Exercise aim – Each line below should be quoted exactly, please.

(Supplied data begins)

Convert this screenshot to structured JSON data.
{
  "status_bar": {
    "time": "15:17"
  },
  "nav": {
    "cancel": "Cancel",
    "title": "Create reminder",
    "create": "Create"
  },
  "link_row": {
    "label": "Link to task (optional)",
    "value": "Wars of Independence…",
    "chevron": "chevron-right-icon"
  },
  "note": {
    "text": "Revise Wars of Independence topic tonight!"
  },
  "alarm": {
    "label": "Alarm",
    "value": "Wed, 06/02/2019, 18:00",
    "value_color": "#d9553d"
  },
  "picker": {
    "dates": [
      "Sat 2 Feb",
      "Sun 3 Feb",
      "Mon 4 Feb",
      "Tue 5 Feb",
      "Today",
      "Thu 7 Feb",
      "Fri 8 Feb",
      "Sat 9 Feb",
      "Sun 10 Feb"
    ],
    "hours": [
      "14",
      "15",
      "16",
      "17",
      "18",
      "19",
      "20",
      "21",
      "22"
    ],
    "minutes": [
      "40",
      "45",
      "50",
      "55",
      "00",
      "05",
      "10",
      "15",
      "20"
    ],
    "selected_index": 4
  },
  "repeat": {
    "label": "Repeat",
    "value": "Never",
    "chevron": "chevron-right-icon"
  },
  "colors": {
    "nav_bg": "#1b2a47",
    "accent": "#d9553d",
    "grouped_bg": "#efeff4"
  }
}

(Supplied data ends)

Result –
Convert this screenshot to structured JSON data.
{
  "status_bar": {
    "time": "15:17"
  },
  "nav": {
    "cancel": "Cancel",
    "title": "Create reminder",
    "create": "Create"
  },
  "link_row": {
    "label": "Link to task (optional)",
    "value": "Wars of Independence…",
    "chevron": "chevron-right-icon"
  },
  "note": {
    "text": "Revise Wars of Independence topic tonight!"
  },
  "alarm": {
    "label": "Alarm",
    "value": "Wed, 06/02/2019, 18:00",
    "value_color": "#d9553d"
  },
  "picker": {
    "dates": [
      "Sat 2 Feb",
      "Sun 3 Feb",
      "Mon 4 Feb",
      "Tue 5 Feb",
      "Today",
      "Thu 7 Feb",
      "Fri 8 Feb",
      "Sat 9 Feb",
      "Sun 10 Feb"
    ],
    "hours": [
      "14",
      "15",
      "16",
      "17",
      "18",
      "19",
      "20",
      "21",
      "22"
    ],
    "minutes": [
      "40",
      "45",
      "50",
      "55",
      "00",
      "05",
      "10",
      "15",
      "20"
    ],
    "selected_index": 4
  },
  "repeat": {
    "label": "Repeat",
    "value": "Never",
    "chevron": "chevron-right-icon"
  },
  "colors": {
    "nav_bg": "#1b2a47",
    "accent": "#d9553d",
    "grouped_bg": "#efeff4"
  }
}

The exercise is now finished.